Data to examine Block Start

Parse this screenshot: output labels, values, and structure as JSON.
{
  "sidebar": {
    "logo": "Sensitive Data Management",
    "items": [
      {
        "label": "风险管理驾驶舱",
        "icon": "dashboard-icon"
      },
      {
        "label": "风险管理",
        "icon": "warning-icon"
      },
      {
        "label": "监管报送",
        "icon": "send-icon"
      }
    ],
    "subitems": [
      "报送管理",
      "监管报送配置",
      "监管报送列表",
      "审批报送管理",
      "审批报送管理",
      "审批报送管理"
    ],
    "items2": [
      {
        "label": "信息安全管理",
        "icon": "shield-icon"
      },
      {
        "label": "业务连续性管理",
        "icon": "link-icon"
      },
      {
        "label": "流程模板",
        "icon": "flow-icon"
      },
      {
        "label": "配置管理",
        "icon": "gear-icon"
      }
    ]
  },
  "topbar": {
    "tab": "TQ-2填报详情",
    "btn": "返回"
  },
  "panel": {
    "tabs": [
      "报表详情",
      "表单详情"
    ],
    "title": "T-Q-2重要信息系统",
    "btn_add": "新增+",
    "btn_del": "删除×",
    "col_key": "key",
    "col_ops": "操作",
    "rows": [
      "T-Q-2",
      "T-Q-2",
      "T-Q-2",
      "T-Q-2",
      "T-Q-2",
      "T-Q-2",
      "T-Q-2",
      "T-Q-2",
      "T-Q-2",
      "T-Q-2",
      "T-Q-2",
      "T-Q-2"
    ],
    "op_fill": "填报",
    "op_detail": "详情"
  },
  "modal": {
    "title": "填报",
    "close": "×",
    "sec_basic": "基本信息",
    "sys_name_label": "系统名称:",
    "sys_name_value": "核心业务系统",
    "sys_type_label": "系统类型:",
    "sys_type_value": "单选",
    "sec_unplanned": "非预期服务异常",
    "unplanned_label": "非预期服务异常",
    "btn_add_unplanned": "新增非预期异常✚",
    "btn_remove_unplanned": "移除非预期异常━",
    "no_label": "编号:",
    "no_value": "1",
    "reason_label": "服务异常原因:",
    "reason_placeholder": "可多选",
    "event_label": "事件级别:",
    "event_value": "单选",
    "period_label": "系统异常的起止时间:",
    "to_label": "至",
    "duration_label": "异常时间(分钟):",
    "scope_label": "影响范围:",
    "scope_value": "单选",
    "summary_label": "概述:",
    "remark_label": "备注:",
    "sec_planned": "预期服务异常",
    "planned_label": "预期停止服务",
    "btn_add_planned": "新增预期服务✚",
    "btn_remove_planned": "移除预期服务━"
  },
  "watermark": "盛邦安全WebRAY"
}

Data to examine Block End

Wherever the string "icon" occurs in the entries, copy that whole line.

        "icon": "dashboard-icon"
        "icon": "warning-icon"
        "icon": "send-icon"
        "icon": "shield-icon"
        "icon": "link-icon"
        "icon": "flow-icon"
        "icon": "gear-icon"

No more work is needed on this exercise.